# WHAT IS REQUIRED
Without changing a single word, output each entry.

[Web page and app entries]
──────

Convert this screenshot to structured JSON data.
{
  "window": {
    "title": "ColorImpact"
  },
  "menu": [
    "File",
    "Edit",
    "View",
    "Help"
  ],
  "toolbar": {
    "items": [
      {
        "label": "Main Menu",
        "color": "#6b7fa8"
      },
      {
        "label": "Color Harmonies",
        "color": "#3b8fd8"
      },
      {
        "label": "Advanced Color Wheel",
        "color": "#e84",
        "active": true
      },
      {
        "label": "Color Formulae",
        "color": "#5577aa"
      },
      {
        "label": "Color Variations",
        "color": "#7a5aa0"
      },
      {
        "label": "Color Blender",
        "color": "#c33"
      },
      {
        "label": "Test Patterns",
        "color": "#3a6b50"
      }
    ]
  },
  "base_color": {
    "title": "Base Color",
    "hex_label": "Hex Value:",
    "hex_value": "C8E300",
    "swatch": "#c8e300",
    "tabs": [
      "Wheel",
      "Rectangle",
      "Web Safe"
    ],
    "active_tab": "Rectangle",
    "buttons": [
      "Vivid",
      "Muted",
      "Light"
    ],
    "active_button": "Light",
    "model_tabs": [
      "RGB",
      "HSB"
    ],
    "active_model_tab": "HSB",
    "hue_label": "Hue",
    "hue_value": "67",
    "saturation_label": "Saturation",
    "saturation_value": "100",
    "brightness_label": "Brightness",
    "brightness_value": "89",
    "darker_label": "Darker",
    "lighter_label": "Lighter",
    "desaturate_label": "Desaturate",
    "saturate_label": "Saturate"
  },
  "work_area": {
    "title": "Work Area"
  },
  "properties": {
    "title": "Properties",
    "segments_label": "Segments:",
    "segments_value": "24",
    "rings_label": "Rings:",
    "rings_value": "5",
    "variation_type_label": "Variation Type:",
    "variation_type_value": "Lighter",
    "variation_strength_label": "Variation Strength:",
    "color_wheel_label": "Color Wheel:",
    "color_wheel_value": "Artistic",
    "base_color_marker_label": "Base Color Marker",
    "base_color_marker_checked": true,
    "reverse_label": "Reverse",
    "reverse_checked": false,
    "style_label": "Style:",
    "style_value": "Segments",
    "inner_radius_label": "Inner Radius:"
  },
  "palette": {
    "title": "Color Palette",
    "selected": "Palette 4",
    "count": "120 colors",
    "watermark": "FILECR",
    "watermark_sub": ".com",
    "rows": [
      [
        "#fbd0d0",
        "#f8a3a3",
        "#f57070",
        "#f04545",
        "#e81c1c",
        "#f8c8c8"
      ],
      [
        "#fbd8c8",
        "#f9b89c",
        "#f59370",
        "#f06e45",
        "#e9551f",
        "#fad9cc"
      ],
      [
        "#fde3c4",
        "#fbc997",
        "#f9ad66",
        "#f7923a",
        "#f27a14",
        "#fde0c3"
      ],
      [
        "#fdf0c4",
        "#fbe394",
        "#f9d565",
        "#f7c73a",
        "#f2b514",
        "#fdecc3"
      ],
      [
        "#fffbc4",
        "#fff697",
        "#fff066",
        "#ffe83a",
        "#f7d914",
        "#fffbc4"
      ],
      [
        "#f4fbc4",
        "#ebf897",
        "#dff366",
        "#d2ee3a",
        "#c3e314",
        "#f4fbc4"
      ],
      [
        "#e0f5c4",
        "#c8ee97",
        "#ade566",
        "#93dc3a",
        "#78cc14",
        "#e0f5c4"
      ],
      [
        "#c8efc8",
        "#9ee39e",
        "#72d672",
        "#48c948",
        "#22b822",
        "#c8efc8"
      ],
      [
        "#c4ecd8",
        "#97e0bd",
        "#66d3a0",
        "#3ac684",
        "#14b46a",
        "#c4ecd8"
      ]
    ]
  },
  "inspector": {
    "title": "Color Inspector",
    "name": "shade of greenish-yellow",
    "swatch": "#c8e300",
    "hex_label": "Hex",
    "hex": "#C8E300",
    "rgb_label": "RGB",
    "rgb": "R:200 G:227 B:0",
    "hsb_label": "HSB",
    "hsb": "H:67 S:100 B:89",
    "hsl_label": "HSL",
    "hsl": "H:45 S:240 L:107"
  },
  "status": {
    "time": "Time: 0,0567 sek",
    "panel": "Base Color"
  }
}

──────

# ANSWER SECTION
Convert this screenshot to structured JSON data.
{
  "window": {
    "title": "ColorImpact"
  },
  "menu": [
    "File",
    "Edit",
    "View",
    "Help"
  ],
  "toolbar": {
    "items": [
      {
        "label": "Main Menu",
        "color": "#6b7fa8"
      },
      {
        "label": "Color Harmonies",
        "color": "#3b8fd8"
      },
      {
        "label": "Advanced Color Wheel",
        "color": "#e84",
        "active": true
      },
      {
        "label": "Color Formulae",
        "color": "#5577aa"
      },
      {
        "label": "Color Variations",
        "color": "#7a5aa0"
      },
      {
        "label": "Color Blender",
        "color": "#c33"
      },
      {
        "label": "Test Patterns",
        "color": "#3a6b50"
      }
    ]
  },
  "base_color": {
    "title": "Base Color",
    "hex_label": "Hex Value:",
    "hex_value": "C8E300",
    "swatch": "#c8e300",
    "tabs": [
      "Wheel",
      "Rectangle",
      "Web Safe"
    ],
    "active_tab": "Rectangle",
    "buttons": [
      "Vivid",
      "Muted",
      "Light"
    ],
    "active_button": "Light",
    "model_tabs": [
      "RGB",
      "HSB"
    ],
    "active_model_tab": "HSB",
    "hue_label": "Hue",
    "hue_value": "67",
    "saturation_label": "Saturation",
    "saturation_value": "100",
    "brightness_label": "Brightness",
    "brightness_value": "89",
    "darker_label": "Darker",
    "lighter_label": "Lighter",
    "desaturate_label": "Desaturate",
    "saturate_label": "Saturate"
  },
  "work_area": {
    "title": "Work Area"
  },
  "properties": {
    "title": "Properties",
    "segments_label": "Segments:",
    "segments_value": "24",
    "rings_label": "Rings:",
    "rings_value": "5",
    "variation_type_label": "Variation Type:",
    "variation_type_value": "Lighter",
    "variation_strength_label": "Variation Strength:",
    "color_wheel_label": "Color Wheel:",
    "color_wheel_value": "Artistic",
    "base_color_marker_label": "Base Color Marker",
    "base_color_marker_checked": true,
    "reverse_label": "Reverse",
    "reverse_checked": false,
    "style_label": "Style:",
    "style_value": "Segments",
    "inner_radius_label": "Inner Radius:"
  },
  "palette": {
    "title": "Color Palette",
    "selected": "Palette 4",
    "count": "120 colors",
    "watermark": "FILECR",
    "watermark_sub": ".com",
    "rows": [
      [
        "#fbd0d0",
        "#f8a3a3",
        "#f57070",
        "#f04545",
        "#e81c1c",
        "#f8c8c8"
      ],
      [
        "#fbd8c8",
        "#f9b89c",
        "#f59370",
        "#f06e45",
        "#e9551f",
        "#fad9cc"
      ],
      [
        "#fde3c4",
        "#fbc997",
        "#f9ad66",
        "#f7923a",
        "#f27a14",
        "#fde0c3"
      ],
      [
        "#fdf0c4",
        "#fbe394",
        "#f9d565",
        "#f7c73a",
        "#f2b514",
        "#fdecc3"
      ],
      [
        "#fffbc4",
        "#fff697",
        "#fff066",
        "#ffe83a",
        "#f7d914",
        "#fffbc4"
      ],
      [
        "#f4fbc4",
        "#ebf897",
        "#dff366",
        "#d2ee3a",
        "#c3e314",
        "#f4fbc4"
      ],
      [
        "#e0f5c4",
        "#c8ee97",
        "#ade566",
        "#93dc3a",
        "#78cc14",
        "#e0f5c4"
      ],
      [
        "#c8efc8",
        "#9ee39e",
        "#72d672",
        "#48c948",
        "#22b822",
        "#c8efc8"
      ],
      [
        "#c4ecd8",
        "#97e0bd",
        "#66d3a0",
        "#3ac684",
        "#14b46a",
        "#c4ecd8"
      ]
    ]
  },
  "inspector": {
    "title": "Color Inspector",
    "name": "shade of greenish-yellow",
    "swatch": "#c8e300",
    "hex_label": "Hex",
    "hex": "#C8E300",
    "rgb_label": "RGB",
    "rgb": "R:200 G:227 B:0",
    "hsb_label": "HSB",
    "hsb": "H:67 S:100 B:89",
    "hsl_label": "HSL",
    "hsl": "H:45 S:240 L:107"
  },
  "status": {
    "time": "Time: 0,0567 sek",
    "panel": "Base Color"
  }
}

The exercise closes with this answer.